For new-entrant operators like Blazing Griffin, the short-term interests of the company are not always aligned with longer-term considerations. For example, the fees generated from ‘buy out’ deals with commissioning entities such as a film studio or an SVoD can be vital to the day-to-day financial liquidity of a company. However, this type of deal limits the scope for production companies to develop a portfolio of potentially valuable IP over a longer term. Conversely, commissions from PSBs may attract modest production tariffs but allow production companies to retain an interest in secondary and tertiary IP rights, such as multi-territory licensing. 

In UK television production, the implementation of ‘terms of trade’ following the Communications Act 2003 were designed to equalise the relative bargaining position of powerful broadcasters and smaller TV producers. This ensured production companies retain an interest the IP that subsists in outputs commissioned by PSBs. As Naysun suggested, the effect of this policy ‘lever’ being pushed was an explosion of entrepreneurial activity and growth in the UK television production sector.

The intended and unintended consequences of this change to ‘terms of trade’ continue to be felt to this day.  As discussed by the speaker, and examined elsewhere in CREATe and the wider university research community, the most significant unintended consequence was to make UK television production companies attractive targets for takeover by larger operators. In effect, rather than supporting a diverse production ecosystem of small, medium and large operators, the IP rights conferred on production companies increasingly pool into concentrated catalogues of powerful transnational media conglomerates thus reinforcing the market power of consolidated incumbents. 

Read more about Blazing Griffin here and the CREATe Public Lecture series 2019-2020 here.
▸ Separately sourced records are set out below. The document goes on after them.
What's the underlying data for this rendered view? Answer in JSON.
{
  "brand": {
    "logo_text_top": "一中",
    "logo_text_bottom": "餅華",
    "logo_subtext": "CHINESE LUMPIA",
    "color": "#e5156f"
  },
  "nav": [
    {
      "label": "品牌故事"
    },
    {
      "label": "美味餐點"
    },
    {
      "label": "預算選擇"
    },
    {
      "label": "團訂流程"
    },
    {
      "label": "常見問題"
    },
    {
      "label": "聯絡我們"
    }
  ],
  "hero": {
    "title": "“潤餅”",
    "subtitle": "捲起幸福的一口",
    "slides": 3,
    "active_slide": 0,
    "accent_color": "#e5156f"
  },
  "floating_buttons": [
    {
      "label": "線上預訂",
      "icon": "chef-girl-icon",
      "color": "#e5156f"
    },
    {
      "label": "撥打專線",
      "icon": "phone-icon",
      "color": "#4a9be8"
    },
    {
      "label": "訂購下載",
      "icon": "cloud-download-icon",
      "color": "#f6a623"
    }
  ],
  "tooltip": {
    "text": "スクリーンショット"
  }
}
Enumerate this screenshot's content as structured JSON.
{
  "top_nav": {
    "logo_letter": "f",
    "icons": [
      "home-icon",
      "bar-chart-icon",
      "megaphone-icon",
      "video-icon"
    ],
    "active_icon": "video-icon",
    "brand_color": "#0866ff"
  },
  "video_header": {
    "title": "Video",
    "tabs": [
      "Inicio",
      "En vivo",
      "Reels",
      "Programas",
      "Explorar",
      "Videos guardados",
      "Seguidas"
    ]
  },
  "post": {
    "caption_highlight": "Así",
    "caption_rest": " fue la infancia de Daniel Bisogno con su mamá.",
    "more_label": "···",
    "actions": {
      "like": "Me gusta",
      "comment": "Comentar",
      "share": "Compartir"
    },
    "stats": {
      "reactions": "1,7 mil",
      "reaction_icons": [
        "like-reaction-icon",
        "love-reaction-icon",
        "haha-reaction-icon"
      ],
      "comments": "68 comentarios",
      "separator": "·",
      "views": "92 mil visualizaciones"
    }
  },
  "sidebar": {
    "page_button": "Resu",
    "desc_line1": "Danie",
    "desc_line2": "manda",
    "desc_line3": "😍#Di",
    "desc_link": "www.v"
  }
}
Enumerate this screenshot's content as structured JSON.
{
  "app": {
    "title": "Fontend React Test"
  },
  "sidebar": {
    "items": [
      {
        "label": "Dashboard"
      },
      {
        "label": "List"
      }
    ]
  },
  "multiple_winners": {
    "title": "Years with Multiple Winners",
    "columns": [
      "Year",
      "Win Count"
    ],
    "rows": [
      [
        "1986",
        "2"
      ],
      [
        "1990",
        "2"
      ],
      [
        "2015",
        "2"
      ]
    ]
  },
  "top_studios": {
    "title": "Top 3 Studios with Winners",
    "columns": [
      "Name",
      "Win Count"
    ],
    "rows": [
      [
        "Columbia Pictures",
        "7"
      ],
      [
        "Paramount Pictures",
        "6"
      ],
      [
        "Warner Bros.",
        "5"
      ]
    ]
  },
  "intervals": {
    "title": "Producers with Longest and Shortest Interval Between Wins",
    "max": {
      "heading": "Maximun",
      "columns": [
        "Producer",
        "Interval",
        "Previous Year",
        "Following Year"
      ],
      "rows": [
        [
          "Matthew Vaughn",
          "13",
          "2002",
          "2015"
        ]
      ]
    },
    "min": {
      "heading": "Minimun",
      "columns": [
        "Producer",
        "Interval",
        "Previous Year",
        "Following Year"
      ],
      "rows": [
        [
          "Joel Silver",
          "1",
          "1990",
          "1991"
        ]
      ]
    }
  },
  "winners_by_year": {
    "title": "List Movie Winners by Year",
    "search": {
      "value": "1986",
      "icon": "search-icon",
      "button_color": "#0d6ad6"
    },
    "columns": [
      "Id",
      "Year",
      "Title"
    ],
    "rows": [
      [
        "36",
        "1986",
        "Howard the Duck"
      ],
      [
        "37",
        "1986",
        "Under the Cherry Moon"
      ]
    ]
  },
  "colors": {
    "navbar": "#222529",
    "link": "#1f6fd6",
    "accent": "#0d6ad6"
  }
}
However, the emergence of powerful new entrant gatekeepers such as SVoDs and online game platforms not governed by regulations like ‘terms of trade’ continues to reset the barriers to entry Blazing Griffin must overcome in order to succeed in highly competitive markets. Indeed, a theme that ran through much of this illuminating and thought-provoking talk was that companies like Blazing Griffin must be sufficiently nimble to operate a mixed model with regards to intellectual property. This involves a trade-off between the security of dependable upfront fees offered by film studio or SVoD commissions, against the unknown but potentially lucrative rewards and opportunities available to companies that retain control of rights in projects that subsequently become ‘hits’.

While the speaker’s personal preference leaned towards Blazing Griffin controlling the IP in the content they produce, he summed up by observing that there is no definitive answer as to what path is best with regards to selling or retaining IP assets. In doing so, Naysun echoed Richard Caves (2000) seminal work on contracts between art and commerce in the IP intensive creative industries.  Caves contends that the overriding rule of forecasting the success of creative products is “nobody knows”.  

The CREATe Public Lecture series is part of the AHRC Creative Industries Policy & Evidence Centre